The Philosophy of Pragmatism

Pragmatic philosophy is a branch of philosophy that emphasizes the role of social contexts in determining meaning. It is often associated with liberatory philosophical projects. Moreover, the philosophy of pragmatism has a long tradition of engaging in constructive dialogue. Its intellectual center of gravity is no longer located in North America; instead, vibrant research networks are emerging in South America, Scandinavia, central Europe, and China.

The first step in the pragmatic marketing process is to identify the problems that customers face. Then, the product can be designed accordingly.
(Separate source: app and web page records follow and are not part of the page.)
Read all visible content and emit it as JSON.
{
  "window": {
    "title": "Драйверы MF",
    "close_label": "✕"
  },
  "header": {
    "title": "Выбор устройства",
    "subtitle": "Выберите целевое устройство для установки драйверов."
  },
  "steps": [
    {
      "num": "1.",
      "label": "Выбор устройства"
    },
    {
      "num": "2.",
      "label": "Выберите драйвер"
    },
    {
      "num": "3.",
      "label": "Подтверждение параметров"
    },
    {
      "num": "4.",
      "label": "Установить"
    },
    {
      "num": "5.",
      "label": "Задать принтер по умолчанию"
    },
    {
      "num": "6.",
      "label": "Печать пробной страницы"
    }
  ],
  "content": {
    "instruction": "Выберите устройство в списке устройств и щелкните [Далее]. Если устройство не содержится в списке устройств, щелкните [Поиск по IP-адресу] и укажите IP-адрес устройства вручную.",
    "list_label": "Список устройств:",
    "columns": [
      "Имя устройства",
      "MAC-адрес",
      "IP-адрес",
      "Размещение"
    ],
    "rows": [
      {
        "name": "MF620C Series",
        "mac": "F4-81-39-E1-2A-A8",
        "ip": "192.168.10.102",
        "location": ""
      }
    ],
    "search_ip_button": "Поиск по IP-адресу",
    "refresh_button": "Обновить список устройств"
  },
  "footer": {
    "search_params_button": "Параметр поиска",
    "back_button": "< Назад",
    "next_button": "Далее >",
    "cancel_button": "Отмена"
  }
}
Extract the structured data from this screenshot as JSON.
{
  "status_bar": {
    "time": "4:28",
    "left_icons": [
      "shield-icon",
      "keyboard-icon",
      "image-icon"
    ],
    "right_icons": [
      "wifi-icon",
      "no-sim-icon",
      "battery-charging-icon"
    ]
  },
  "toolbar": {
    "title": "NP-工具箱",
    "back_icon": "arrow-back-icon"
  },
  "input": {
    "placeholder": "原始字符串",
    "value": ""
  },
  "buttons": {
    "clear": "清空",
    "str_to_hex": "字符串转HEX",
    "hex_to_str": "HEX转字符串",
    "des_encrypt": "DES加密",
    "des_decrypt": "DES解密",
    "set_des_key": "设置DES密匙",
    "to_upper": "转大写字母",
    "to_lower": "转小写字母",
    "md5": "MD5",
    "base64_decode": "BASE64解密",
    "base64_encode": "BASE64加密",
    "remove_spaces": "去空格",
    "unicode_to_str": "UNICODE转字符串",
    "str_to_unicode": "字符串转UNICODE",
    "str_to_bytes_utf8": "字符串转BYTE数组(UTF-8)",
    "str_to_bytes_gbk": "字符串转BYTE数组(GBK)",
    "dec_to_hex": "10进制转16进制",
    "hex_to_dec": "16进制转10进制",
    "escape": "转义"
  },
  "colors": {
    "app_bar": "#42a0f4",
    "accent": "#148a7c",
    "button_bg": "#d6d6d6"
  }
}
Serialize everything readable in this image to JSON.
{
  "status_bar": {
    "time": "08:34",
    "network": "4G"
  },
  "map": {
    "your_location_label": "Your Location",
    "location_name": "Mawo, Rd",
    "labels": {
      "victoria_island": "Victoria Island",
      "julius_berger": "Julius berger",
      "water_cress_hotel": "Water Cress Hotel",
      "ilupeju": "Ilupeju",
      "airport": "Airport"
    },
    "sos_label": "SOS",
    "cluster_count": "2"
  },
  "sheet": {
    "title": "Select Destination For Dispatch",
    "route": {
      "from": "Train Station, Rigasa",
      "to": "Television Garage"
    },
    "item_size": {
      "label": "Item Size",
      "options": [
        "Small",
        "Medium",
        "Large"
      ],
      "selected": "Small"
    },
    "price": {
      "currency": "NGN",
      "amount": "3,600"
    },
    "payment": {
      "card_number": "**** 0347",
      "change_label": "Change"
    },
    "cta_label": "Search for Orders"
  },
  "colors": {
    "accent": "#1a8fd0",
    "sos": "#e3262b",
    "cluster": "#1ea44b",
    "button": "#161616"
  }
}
Typically, a pragmatic approach involves interviewing current and potential customers, consulting recent evaluations, and conversing with untapped potential customers. The next step in the process involves implementing the findings of the interviews and evaluations.

Pragmatic trials are not randomized. However, they can help remove some biases caused by a lack of randomization. The most common pitfalls of pragmatic trials include the deviating from usual care and conveying a false message to patients. A pragmatic trial can be a valid research method for evaluating the effectiveness of treatments, but a full protocol and insider information are necessary to properly interpret the findings.

The key ideas of pragmatism emerged in Harvard Metaphysical Club discussions around the 1870s. The ideas of pragmatism were further developed by Peirce in the 1880s, and they were eventually adopted by James in 1898. The philosophy of pragmatism gained widespread attention in the 1890s, and Peirce and James continued to use the term as the name of a method, a principle, and a maxim in their writings.

Another fundamental idea of pragmatism is the importance of language. It is the study of language in interactions. A pragmatic study of linguistics is essential for a deeper understanding of language and human behavior. In addition, pragmatics provides insights into the structure and power of language. Without these, there would be little understanding of meaning.

Unlike the idealistic, pragmatism is based on real world conditions rather than high principles. It stresses the consequences of actions and their practical consequences. In addition, pragmatics can also be characterized by a pragmatism of practice. This philosophy has a long history and is a highly influential one.

Pragmatic language is a vital communication tool and is necessary for understanding others. Without it, two people cannot communicate effectively. People with impaired pragmatic language may be reluctant to engage in conversation. Moreover, poor pragmatic language can affect academic performance and social engagement in educational environments. Children with social communication disorder and high functioning autism often struggle with pragmatic language concepts.